The efficacy of chemical antimicrobials for controlling Escherichia coli O157:H7 and Salmonella during production of marinated nonintact beef products was evaluated using nonpathogenic surrogates. Boneless beef strip loins were inoculated with either approximately 5.8 or 1.9 log CFU/cm2 (high and low inoculation levels, respectively) of nonpathogenic rifampin-resistant E. coli. Inoculated strip loins were chilled at 2°C for 24 h, vacuum packaged, and aged for 7 to 24 days at 2°C. After aging, strip loins received no treatment (control) or one of five antimicrobial spray treatments: 2.5% l-lactic acid (pH 2.6), 5.0% l-lactic acid (pH 2.4), 1,050 ppm of acidified sodium chlorite (pH 2.8), 205 ppm of peroxyacetic acid (pH 5.2), or tap water (pH 8.6). Mean application temperatures were 53, 26, 20, and 18°C for lactic acid, water, peroxyacetic acid, and acidified sodium chlorite treatments, respectively.

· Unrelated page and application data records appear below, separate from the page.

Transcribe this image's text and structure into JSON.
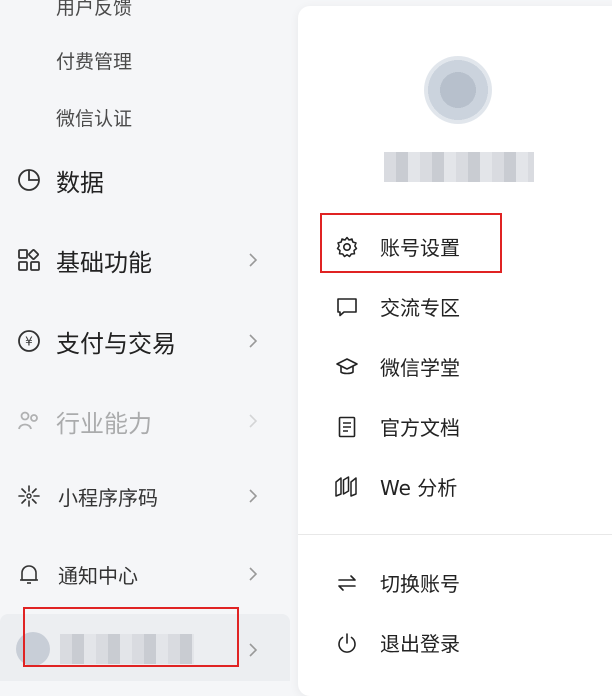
{
  "sidebar": {
    "subitems": [
      "用户反馈",
      "付费管理",
      "微信认证"
    ],
    "data_label": "数据",
    "basic_label": "基础功能",
    "pay_label": "支付与交易",
    "industry_label": "行业能力",
    "qrcode_label": "小程序序码",
    "notice_label": "通知中心"
  },
  "menu": {
    "account_settings": "账号设置",
    "community": "交流专区",
    "academy": "微信学堂",
    "docs": "官方文档",
    "we_analysis": "We 分析",
    "switch_account": "切换账号",
    "logout": "退出登录"
  },
  "colors": {
    "highlight": "#e02323",
    "panel_bg": "#ffffff",
    "sidebar_bg": "#f5f6f8"
  },
  "icons": [
    "pie-chart-icon",
    "grid-icon",
    "yuan-circle-icon",
    "people-icon",
    "qrcode-spark-icon",
    "bell-icon",
    "gear-icon",
    "chat-bubble-icon",
    "grad-cap-icon",
    "document-icon",
    "we-chart-icon",
    "switch-arrows-icon",
    "power-icon",
    "chevron-right-icon"
  ]
}
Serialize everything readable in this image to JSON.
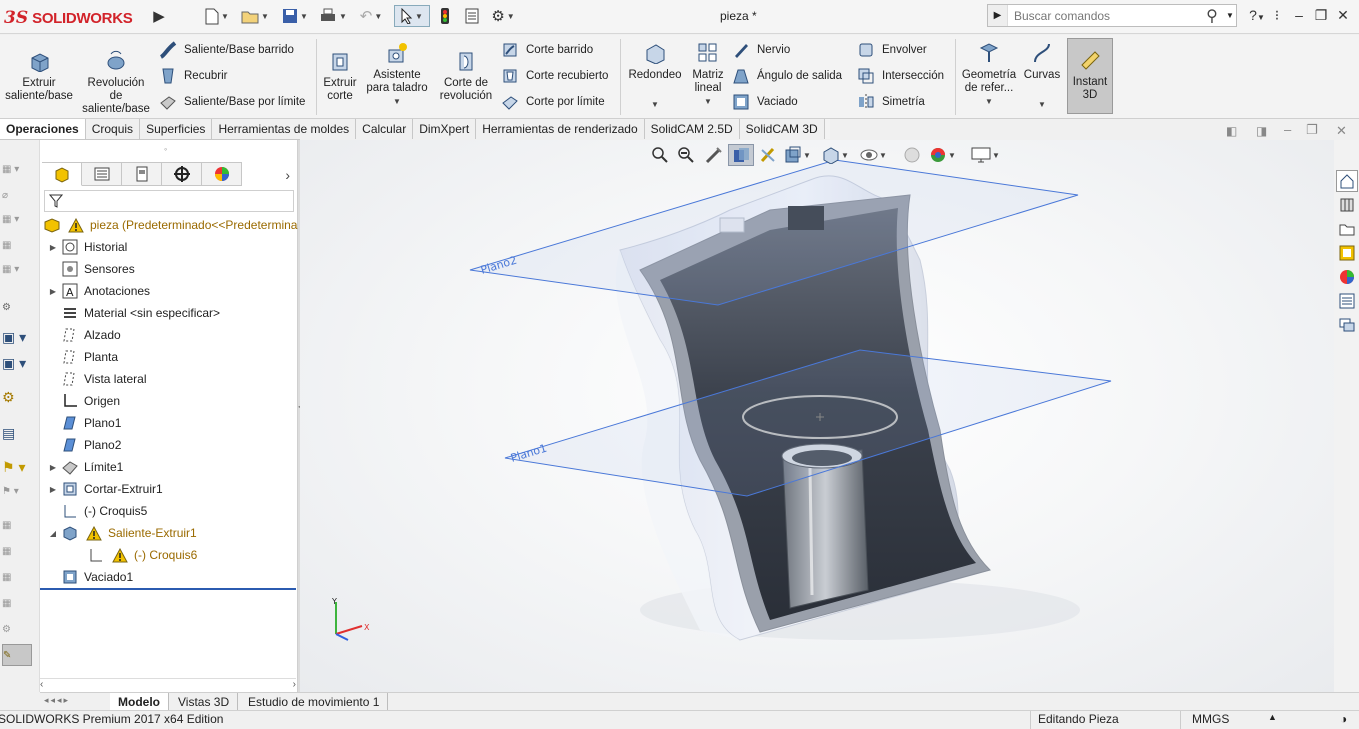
{
  "app": {
    "logo_prefix": "3S",
    "logo_brand": "SOLIDWORKS",
    "doc_title": "pieza *"
  },
  "search": {
    "placeholder": "Buscar comandos"
  },
  "ribbon": {
    "extrude": "Extruir saliente/base",
    "revolve": "Revolución de saliente/base",
    "swept": "Saliente/Base barrido",
    "loft": "Recubrir",
    "boundary": "Saliente/Base por límite",
    "extruded_cut": "Extruir corte",
    "hole_wizard": "Asistente para taladro",
    "revolved_cut": "Corte de revolución",
    "swept_cut": "Corte barrido",
    "lofted_cut": "Corte recubierto",
    "boundary_cut": "Corte por límite",
    "fillet": "Redondeo",
    "linear_pattern": "Matriz lineal",
    "rib": "Nervio",
    "draft": "Ángulo de salida",
    "shell": "Vaciado",
    "wrap": "Envolver",
    "intersect": "Intersección",
    "mirror": "Simetría",
    "ref_geometry": "Geometría de refer...",
    "curves": "Curvas",
    "instant3d": "Instant 3D"
  },
  "tabs": [
    "Operaciones",
    "Croquis",
    "Superficies",
    "Herramientas de moldes",
    "Calcular",
    "DimXpert",
    "Herramientas de renderizado",
    "SolidCAM 2.5D",
    "SolidCAM 3D"
  ],
  "tree": {
    "root": "pieza  (Predeterminado<<Predetermina",
    "items": [
      {
        "label": "Historial"
      },
      {
        "label": "Sensores"
      },
      {
        "label": "Anotaciones"
      },
      {
        "label": "Material <sin especificar>"
      },
      {
        "label": "Alzado"
      },
      {
        "label": "Planta"
      },
      {
        "label": "Vista lateral"
      },
      {
        "label": "Origen"
      },
      {
        "label": "Plano1"
      },
      {
        "label": "Plano2"
      },
      {
        "label": "Límite1"
      },
      {
        "label": "Cortar-Extruir1"
      },
      {
        "label": "(-) Croquis5"
      },
      {
        "label": "Saliente-Extruir1"
      },
      {
        "label": "(-) Croquis6"
      },
      {
        "label": "Vaciado1"
      }
    ]
  },
  "viewport": {
    "plane2_label": "Plano2",
    "plane1_label": "Plano1",
    "triad": {
      "y": "Y",
      "x": "X"
    }
  },
  "bottom_tabs": [
    "Modelo",
    "Vistas 3D",
    "Estudio de movimiento 1"
  ],
  "status": {
    "left": "SOLIDWORKS Premium 2017 x64 Edition",
    "mode": "Editando Pieza",
    "units": "MMGS"
  },
  "colors": {
    "accent": "#d2232a",
    "plane": "#4a78d8",
    "warning": "#e8b400"
  }
}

Treated and control strip loins were vacuum tumbled in a commercial marinade. Samples were collected throughout the experiment to track the effects of antimicrobial treatment and processing on inoculated surrogates. For high-inoculation strip loins, the 5.0% l-lactic acid treatment was most effective for reducing surrogates on meat surfaces before marination, producing a 2.6-log mean reduction. Peroxyacetic acid treatment resulted in the greatest reduction of surface-located surrogate microorganisms in marinated product. Water treatment resulted in greater internalization of surrogate microorganisms compared with the control, as determined by enumeration of surrogates from cored samples. Producers of nonintact beef products should focus on use of validated antimicrobial sprays that maximize microbial reduction and minimize internalization of surface bacteria into the finished product.

This content is only available as a PDF.